┌─ Material for this task
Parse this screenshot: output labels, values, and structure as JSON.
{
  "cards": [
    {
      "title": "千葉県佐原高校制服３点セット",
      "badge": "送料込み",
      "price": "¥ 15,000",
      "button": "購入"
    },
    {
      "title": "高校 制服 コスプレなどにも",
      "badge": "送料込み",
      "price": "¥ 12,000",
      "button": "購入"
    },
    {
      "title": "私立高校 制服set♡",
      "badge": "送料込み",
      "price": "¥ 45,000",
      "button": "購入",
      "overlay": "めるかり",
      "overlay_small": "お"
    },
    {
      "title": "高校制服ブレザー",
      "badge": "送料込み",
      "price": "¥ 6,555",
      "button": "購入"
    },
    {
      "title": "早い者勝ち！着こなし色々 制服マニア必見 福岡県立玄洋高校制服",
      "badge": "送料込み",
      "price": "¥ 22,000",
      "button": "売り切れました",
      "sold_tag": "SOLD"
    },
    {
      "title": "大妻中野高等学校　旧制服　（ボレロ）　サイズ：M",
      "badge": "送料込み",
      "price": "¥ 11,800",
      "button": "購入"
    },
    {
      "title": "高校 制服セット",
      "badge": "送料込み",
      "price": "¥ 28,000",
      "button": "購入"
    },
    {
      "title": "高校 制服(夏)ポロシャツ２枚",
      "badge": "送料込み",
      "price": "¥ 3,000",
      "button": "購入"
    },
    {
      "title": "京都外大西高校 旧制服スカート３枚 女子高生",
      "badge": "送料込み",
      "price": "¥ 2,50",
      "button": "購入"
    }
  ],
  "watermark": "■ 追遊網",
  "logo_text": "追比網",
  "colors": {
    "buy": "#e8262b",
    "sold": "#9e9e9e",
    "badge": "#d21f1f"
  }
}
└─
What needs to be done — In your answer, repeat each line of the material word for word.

Your solution —
Parse this screenshot: output labels, values, and structure as JSON.
{
  "cards": [
    {
      "title": "千葉県佐原高校制服３点セット",
      "badge": "送料込み",
      "price": "¥ 15,000",
      "button": "購入"
    },
    {
      "title": "高校 制服 コスプレなどにも",
      "badge": "送料込み",
      "price": "¥ 12,000",
      "button": "購入"
    },
    {
      "title": "私立高校 制服set♡",
      "badge": "送料込み",
      "price": "¥ 45,000",
      "button": "購入",
      "overlay": "めるかり",
      "overlay_small": "お"
    },
    {
      "title": "高校制服ブレザー",
      "badge": "送料込み",
      "price": "¥ 6,555",
      "button": "購入"
    },
    {
      "title": "早い者勝ち！着こなし色々 制服マニア必見 福岡県立玄洋高校制服",
      "badge": "送料込み",
      "price": "¥ 22,000",
      "button": "売り切れました",
      "sold_tag": "SOLD"
    },
    {
      "title": "大妻中野高等学校　旧制服　（ボレロ）　サイズ：M",
      "badge": "送料込み",
      "price": "¥ 11,800",
      "button": "購入"
    },
    {
      "title": "高校 制服セット",
      "badge": "送料込み",
      "price": "¥ 28,000",
      "button": "購入"
    },
    {
      "title": "高校 制服(夏)ポロシャツ２枚",
      "badge": "送料込み",
      "price": "¥ 3,000",
      "button": "購入"
    },
    {
      "title": "京都外大西高校 旧制服スカート３枚 女子高生",
      "badge": "送料込み",
      "price": "¥ 2,50",
      "button": "購入"
    }
  ],
  "watermark": "■ 追遊網",
  "logo_text": "追比網",
  "colors": {
    "buy": "#e8262b",
    "sold": "#9e9e9e",
    "badge": "#d21f1f"
  }
}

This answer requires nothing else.